* [PROMPT]: The records appear below. Copy each one exactly.

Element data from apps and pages

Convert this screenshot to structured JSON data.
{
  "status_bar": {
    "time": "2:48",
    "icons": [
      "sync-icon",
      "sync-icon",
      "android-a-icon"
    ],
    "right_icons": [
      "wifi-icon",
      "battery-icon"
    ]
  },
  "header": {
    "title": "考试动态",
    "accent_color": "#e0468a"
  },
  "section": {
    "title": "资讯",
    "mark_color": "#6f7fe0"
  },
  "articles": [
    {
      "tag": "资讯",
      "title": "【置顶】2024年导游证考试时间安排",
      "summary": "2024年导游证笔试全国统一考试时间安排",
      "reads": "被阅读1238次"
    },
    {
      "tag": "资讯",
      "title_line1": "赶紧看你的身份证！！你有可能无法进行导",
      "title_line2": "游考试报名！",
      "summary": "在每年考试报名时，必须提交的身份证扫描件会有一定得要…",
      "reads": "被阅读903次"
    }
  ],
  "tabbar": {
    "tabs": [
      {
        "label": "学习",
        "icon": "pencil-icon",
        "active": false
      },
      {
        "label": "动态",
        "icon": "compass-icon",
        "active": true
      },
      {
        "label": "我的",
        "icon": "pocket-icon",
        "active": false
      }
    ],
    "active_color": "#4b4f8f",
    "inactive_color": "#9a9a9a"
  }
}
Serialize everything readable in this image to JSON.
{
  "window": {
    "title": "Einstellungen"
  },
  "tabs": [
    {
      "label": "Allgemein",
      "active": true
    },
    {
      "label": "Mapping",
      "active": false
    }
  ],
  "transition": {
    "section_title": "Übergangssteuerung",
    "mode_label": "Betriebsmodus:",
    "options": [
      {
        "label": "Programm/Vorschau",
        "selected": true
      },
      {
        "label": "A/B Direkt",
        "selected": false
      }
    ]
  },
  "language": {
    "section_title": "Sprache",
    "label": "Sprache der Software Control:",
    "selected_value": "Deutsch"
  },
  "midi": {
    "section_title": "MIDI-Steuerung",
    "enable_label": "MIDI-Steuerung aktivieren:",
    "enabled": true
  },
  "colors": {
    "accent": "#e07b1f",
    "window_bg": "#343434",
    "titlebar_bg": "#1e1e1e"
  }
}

* [RESPONSE TO THE EXERCISE]:
Convert this screenshot to structured JSON data.
{
  "status_bar": {
    "time": "2:48",
    "icons": [
      "sync-icon",
      "sync-icon",
      "android-a-icon"
    ],
    "right_icons": [
      "wifi-icon",
      "battery-icon"
    ]
  },
  "header": {
    "title": "考试动态",
    "accent_color": "#e0468a"
  },
  "section": {
    "title": "资讯",
    "mark_color": "#6f7fe0"
  },
  "articles": [
    {
      "tag": "资讯",
      "title": "【置顶】2024年导游证考试时间安排",
      "summary": "2024年导游证笔试全国统一考试时间安排",
      "reads": "被阅读1238次"
    },
    {
      "tag": "资讯",
      "title_line1": "赶紧看你的身份证！！你有可能无法进行导",
      "title_line2": "游考试报名！",
      "summary": "在每年考试报名时，必须提交的身份证扫描件会有一定得要…",
      "reads": "被阅读903次"
    }
  ],
  "tabbar": {
    "tabs": [
      {
        "label": "学习",
        "icon": "pencil-icon",
        "active": false
      },
      {
        "label": "动态",
        "icon": "compass-icon",
        "active": true
      },
      {
        "label": "我的",
        "icon": "pocket-icon",
        "active": false
      }
    ],
    "active_color": "#4b4f8f",
    "inactive_color": "#9a9a9a"
  }
}
Serialize everything readable in this image to JSON.
{
  "window": {
    "title": "Einstellungen"
  },
  "tabs": [
    {
      "label": "Allgemein",
      "active": true
    },
    {
      "label": "Mapping",
      "active": false
    }
  ],
  "transition": {
    "section_title": "Übergangssteuerung",
    "mode_label": "Betriebsmodus:",
    "options": [
      {
        "label": "Programm/Vorschau",
        "selected": true
      },
      {
        "label": "A/B Direkt",
        "selected": false
      }
    ]
  },
  "language": {
    "section_title": "Sprache",
    "label": "Sprache der Software Control:",
    "selected_value": "Deutsch"
  },
  "midi": {
    "section_title": "MIDI-Steuerung",
    "enable_label": "MIDI-Steuerung aktivieren:",
    "enabled": true
  },
  "colors": {
    "accent": "#e07b1f",
    "window_bg": "#343434",
    "titlebar_bg": "#1e1e1e"
  }
}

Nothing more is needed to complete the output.